The SEC’s antifraud rules lay the regulatory foundation of the adviser’s relationship with its clients. All investment advisers, registered or not, are governed by the SEC’s antifraud requirements. Rules promulgated under the Advisers Act prohibit an adviser from defrauding, deceiving or manipulating any client or prospective client in its business practices. The Supreme Court has held that the antifraud rules impose a fiduciary duty on investment advisers by operation of law. As a fiduciary, since the investment adviser has been entrusted with client assets it must therefore act in the utmost good faith, solely in the best interest of its client and make full and fair disclosure of all material facts. In particular, the adviser must disclose any interests that may conflict with the client’s. The adviser must be sensitive to the possibility of rendering less than disinterested advice, whether consciously or unconsciously. An adviser may be held liable even if it did not intend to injure a client and even if a client does not suffer a monetary loss. The SEC has deemed that an adviser’s fiduciary obligations require that an adviser have a reasonable, independent basis for its investment advice, obtain best execution for client’s securities transactions where the adviser is in a position to direct brokerage transactions, and refrain from effecting personal securities transactions that are inconsistent with client interests.
The standards for compliance with the antifraud rules are high. An adviser may be found liable for violations of the antifraud rules even if the adviser was not acting with intent or recklessness. The disclosure of material information relating to an adviser’s business practices may not be sufficient to protect the adviser from liability under the antifraud rules. A wide range of activities has led to findings of violation of the antifraud rules. These have included misrepresenting internal controls and overstating performance results. The following have also been considered violations of the antifraud rules: failure to disclose to investors that a large portion of a fund’s superior performance was due to investments in initial public offerings; failure to disclose commission-splitting arrangements; misrepresentation of a pricing methodology; failure to follow disclosed valuation methods; deliberate mispricing of portfolio holdings; manipulating market prices to inflate valuations; compensating a third party for referring a client without disclosing the material terms of the fee arrangement; and taking an opposite position on securities purchased for a client.

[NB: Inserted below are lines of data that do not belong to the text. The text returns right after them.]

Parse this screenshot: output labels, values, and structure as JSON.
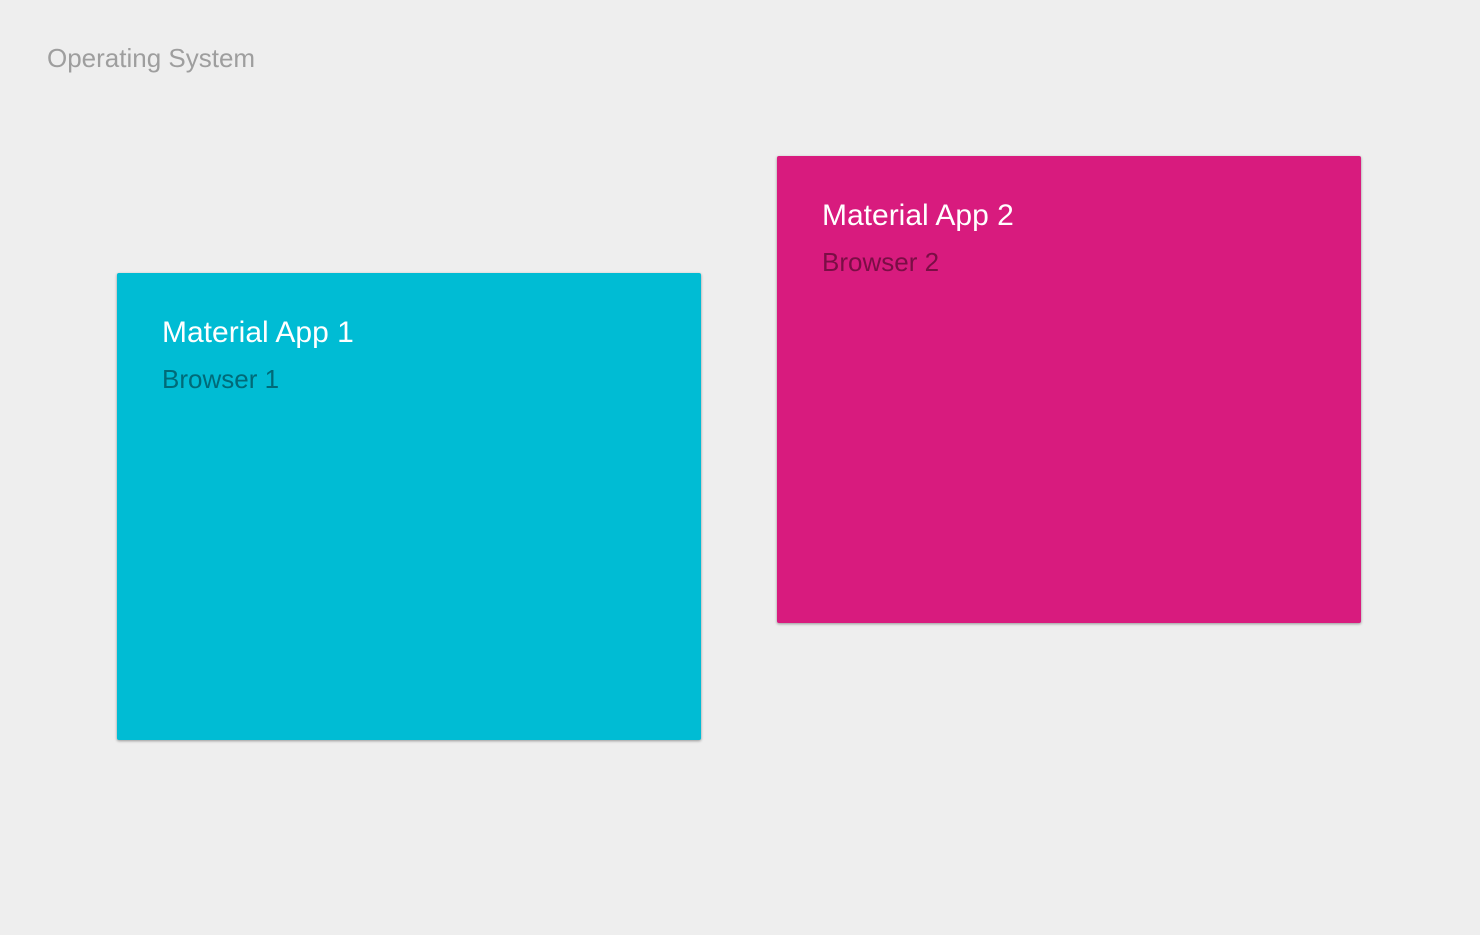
{
  "os": {
    "label": "Operating System",
    "label_color": "#9e9e9e",
    "background_color": "#eeeeee"
  },
  "apps": [
    {
      "title": "Material App 1",
      "subtitle": "Browser 1",
      "background_color": "#00bcd4",
      "subtitle_color": "#006a78"
    },
    {
      "title": "Material App 2",
      "subtitle": "Browser 2",
      "background_color": "#d81b7e",
      "subtitle_color": "#7a0e45"
    }
  ]
}
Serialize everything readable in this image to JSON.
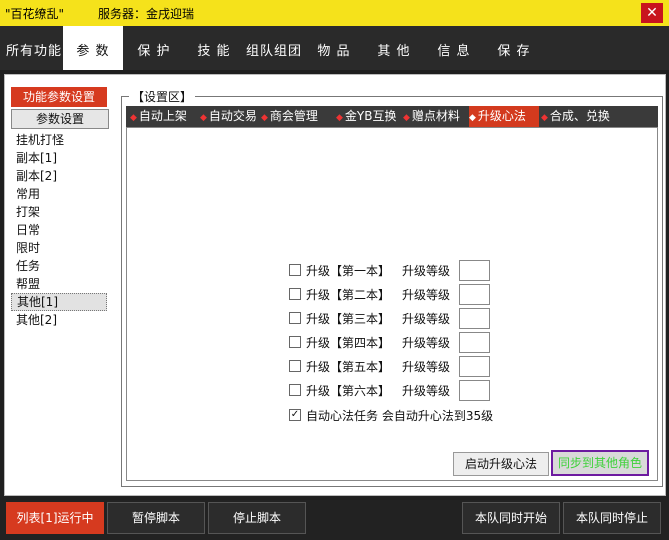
{
  "window": {
    "title_app": "\"百花缭乱\"",
    "title_server": "服务器：金戌迎瑞",
    "close_symbol": "✕"
  },
  "menu": {
    "items": [
      {
        "label": "所有功能"
      },
      {
        "label": "参 数",
        "active": true
      },
      {
        "label": "保 护"
      },
      {
        "label": "技 能"
      },
      {
        "label": "组队组团"
      },
      {
        "label": "物 品"
      },
      {
        "label": "其 他"
      },
      {
        "label": "信 息"
      },
      {
        "label": "保 存"
      }
    ]
  },
  "left": {
    "header": "功能参数设置",
    "button": "参数设置",
    "items": [
      "挂机打怪",
      "副本[1]",
      "副本[2]",
      "常用",
      "打架",
      "日常",
      "限时",
      "任务",
      "帮盟",
      "其他[1]",
      "其他[2]"
    ],
    "selected_index": 9
  },
  "settings": {
    "legend": "【设置区】",
    "tabs": [
      {
        "label": "自动上架"
      },
      {
        "label": "自动交易"
      },
      {
        "label": "商会管理"
      },
      {
        "label": "金YB互换"
      },
      {
        "label": "赠点材料"
      },
      {
        "label": "升级心法",
        "active": true
      },
      {
        "label": "合成、兑换"
      }
    ],
    "rows": [
      {
        "label": "升级【第一本】",
        "level_label": "升级等级",
        "value": "",
        "checked": false
      },
      {
        "label": "升级【第二本】",
        "level_label": "升级等级",
        "value": "",
        "checked": false
      },
      {
        "label": "升级【第三本】",
        "level_label": "升级等级",
        "value": "",
        "checked": false
      },
      {
        "label": "升级【第四本】",
        "level_label": "升级等级",
        "value": "",
        "checked": false
      },
      {
        "label": "升级【第五本】",
        "level_label": "升级等级",
        "value": "",
        "checked": false
      },
      {
        "label": "升级【第六本】",
        "level_label": "升级等级",
        "value": "",
        "checked": false
      }
    ],
    "auto_task": {
      "label": "自动心法任务 会自动升心法到35级",
      "checked": true
    },
    "start_button": "启动升级心法",
    "sync_button": "同步到其他角色"
  },
  "bottom": {
    "run_status": "列表[1]运行中",
    "pause": "暂停脚本",
    "stop": "停止脚本",
    "team_start": "本队同时开始",
    "team_stop": "本队同时停止"
  },
  "colors": {
    "title_bar": "#f5e21b",
    "accent_red": "#d63a1f",
    "sync_border": "#6d1aa0",
    "sync_text": "#3fd23a"
  }
}
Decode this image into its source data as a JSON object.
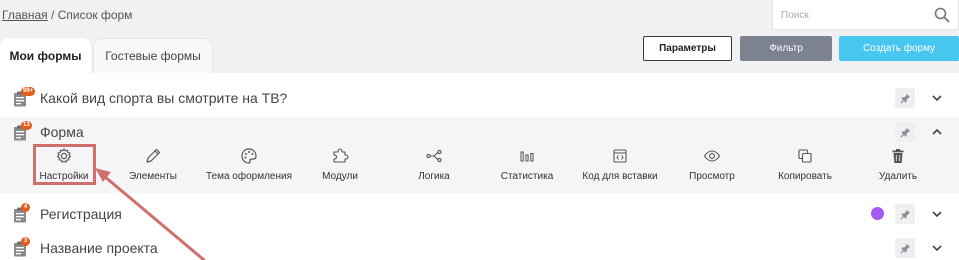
{
  "breadcrumb": {
    "home": "Главная",
    "separator": " / ",
    "current": "Список форм"
  },
  "search": {
    "placeholder": "Поиск",
    "value": ""
  },
  "tabs": [
    {
      "label": "Мои формы",
      "active": true
    },
    {
      "label": "Гостевые формы",
      "active": false
    }
  ],
  "actions": {
    "params_label": "Параметры",
    "filter_label": "Фильтр",
    "create_label": "Создать форму"
  },
  "forms": [
    {
      "title": "Какой вид спорта вы смотрите на ТВ?",
      "badge": "99+",
      "expanded": false
    },
    {
      "title": "Форма",
      "badge": "13",
      "expanded": true
    },
    {
      "title": "Регистрация",
      "badge": "4",
      "expanded": false,
      "dot_color": "#a35bf0"
    },
    {
      "title": "Название проекта",
      "badge": "3",
      "expanded": false
    }
  ],
  "toolbar": [
    {
      "label": "Настройки",
      "icon": "gear-icon"
    },
    {
      "label": "Элементы",
      "icon": "pencil-icon"
    },
    {
      "label": "Тема оформления",
      "icon": "palette-icon"
    },
    {
      "label": "Модули",
      "icon": "puzzle-icon"
    },
    {
      "label": "Логика",
      "icon": "logic-icon"
    },
    {
      "label": "Статистика",
      "icon": "bar-chart-icon"
    },
    {
      "label": "Код для вставки",
      "icon": "code-icon"
    },
    {
      "label": "Просмотр",
      "icon": "eye-icon"
    },
    {
      "label": "Копировать",
      "icon": "copy-icon"
    },
    {
      "label": "Удалить",
      "icon": "trash-icon"
    }
  ],
  "colors": {
    "accent": "#47c6f0",
    "filter_button": "#7c8290",
    "badge": "#e35d1a",
    "highlight": "#d0706d"
  }
}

Limitations on Fees
The Advisers Act prohibits a registered investment adviser from charging fees of its clients that are based on a share of the capital gains or capital appreciation in a client’s account. The purpose of this prohibition is to prevent advisers from engaging in excessive speculation or from making significant high risk investments to offset losses. The analysis of what constitutes capital gains or capital appreciation is not clear and very likely a moving target for regulators. For example, a performance fee based on interest, ordinary income or dividends is permissible. Fees based on premiums received from writing options are capital gains and impermissible but capital appreciation in the value of futures and related options may form the basis for a performance fee. The SEC also prohibits contingent fees that are tied to the adviser realization of a target capital gain or appreciation in a client’s account. Exceptions to the prohibition on performance fees are fees based on assets under management and fees charged to “qualified clients”. Qualified clients include natural persons that have invested at least US$750,000 with the adviser or that have a net worth in excess of US$1,500,000. The rules governing fee arrangements are complex and are subject to change.